Would you look at that? Right there my church recognized the importance of blogging to catechesis today. The Bishops recognized the talent of Catholic bloggers and called upon them to use it! I got a little chill reading that, seriously, because one of my goals with this eclectic little blog, even with its minuscule reach, is to educate about the parts of my faith of which I have a good understanding. Now that I feel that it’s not just my goal, but also a request from the Church, I will try even harder.
Filed under: Catholicism, Life Issues, Politics Tagged: blogging, Catholicism, HHS mandate, Life Issues, media slant, Politics, religious freedom, religious liberty, USCCB
“Catholic and Southern, Wife and Mother.” That’s how I described myself for my original About page on this blog as well as on Twitter. What I put first says everything about who I think I am and what is important to me.
Being Catholic is at the core of everything else about me. I’m a cradle Catholic, and so was my mother, and my grandmother, and her father …
But especially since I’ve started doing genealogical research, I’ve learned that Catholicism has come down to me along a very slender thread. Raised to think of myself as half Irish and half Scots, I have learned that I’m just as much German and English. And my forebears were mostly Protestant.
My father’s side of the family is Protestant. My mother’s father’s side is Protestant. Her mother’s mother’s side is Protestant (although Grandmother did convert). It was her mother’s mother’s father’s parents, Hugh Higgins and Mary Foley Higgins, born in Ireland in the 1830s, who were the original Catholics in our family.
And you know, don’t you, who brought the faith to the Irish?
I’ve dressed in green, and worn “Kiss me, I’m Irish,” pins, and sung hymns to St. Patrick every year since I was a child without ever thinking of how much I owe him. And as my husband pointed out last night when I shared this revelation with him, St. Patrick’s influence continues through the generations, since John would never have become Catholic if he had not married me.

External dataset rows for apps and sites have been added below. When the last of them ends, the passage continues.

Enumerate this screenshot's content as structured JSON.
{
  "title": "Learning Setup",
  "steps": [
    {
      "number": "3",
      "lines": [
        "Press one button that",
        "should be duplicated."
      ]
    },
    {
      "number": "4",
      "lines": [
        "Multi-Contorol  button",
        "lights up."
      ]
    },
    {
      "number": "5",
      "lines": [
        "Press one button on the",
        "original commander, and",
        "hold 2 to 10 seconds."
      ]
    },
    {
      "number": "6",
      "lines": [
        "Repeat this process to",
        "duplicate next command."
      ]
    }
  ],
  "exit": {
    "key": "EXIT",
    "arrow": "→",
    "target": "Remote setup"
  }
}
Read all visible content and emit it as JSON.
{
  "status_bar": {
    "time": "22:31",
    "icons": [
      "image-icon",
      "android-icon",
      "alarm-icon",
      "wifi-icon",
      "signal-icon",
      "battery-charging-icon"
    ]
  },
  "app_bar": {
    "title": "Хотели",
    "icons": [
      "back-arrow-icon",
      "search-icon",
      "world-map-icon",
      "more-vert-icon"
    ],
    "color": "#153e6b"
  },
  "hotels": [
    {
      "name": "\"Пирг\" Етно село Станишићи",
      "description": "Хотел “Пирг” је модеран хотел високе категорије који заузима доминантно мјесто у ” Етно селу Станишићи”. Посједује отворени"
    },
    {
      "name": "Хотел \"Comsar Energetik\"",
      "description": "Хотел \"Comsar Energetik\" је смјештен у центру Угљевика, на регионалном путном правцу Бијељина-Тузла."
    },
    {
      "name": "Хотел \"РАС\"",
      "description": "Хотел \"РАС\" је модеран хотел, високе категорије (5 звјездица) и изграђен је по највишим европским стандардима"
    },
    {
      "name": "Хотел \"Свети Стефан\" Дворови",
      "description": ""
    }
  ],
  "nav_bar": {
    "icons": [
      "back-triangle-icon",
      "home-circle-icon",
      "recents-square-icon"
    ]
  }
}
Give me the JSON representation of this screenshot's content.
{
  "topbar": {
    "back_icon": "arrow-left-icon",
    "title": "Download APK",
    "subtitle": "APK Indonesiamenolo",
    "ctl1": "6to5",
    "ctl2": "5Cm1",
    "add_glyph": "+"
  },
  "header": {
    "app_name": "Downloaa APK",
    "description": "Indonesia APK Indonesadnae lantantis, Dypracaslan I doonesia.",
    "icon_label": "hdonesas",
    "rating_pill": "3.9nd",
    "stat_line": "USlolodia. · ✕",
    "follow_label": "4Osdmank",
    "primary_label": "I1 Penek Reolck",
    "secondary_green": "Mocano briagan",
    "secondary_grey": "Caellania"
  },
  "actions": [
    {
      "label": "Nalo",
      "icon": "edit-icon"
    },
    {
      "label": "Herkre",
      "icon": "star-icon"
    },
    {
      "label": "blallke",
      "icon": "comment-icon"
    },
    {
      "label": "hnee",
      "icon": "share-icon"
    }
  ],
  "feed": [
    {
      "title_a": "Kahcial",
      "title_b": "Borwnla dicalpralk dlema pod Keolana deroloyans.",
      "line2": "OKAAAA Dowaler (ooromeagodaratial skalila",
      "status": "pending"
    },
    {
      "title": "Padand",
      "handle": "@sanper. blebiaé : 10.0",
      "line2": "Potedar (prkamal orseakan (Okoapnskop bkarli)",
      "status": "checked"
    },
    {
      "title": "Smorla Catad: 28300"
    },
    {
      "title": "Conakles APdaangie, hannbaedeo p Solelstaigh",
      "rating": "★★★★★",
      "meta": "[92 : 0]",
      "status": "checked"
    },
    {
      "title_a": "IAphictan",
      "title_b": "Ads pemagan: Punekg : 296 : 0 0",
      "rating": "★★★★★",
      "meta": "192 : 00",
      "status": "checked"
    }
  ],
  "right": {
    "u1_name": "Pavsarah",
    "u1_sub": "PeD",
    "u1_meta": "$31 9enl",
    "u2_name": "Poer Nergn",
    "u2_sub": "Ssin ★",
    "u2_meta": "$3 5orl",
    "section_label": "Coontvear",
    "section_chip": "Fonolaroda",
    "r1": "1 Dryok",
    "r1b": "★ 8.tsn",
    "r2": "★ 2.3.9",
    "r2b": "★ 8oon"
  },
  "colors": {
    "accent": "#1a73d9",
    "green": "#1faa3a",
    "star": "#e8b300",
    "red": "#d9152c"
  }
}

Thank you, St. Patrick.
Filed under: Uncategorized Tagged: Catholicism, faith, saints, St. Patrick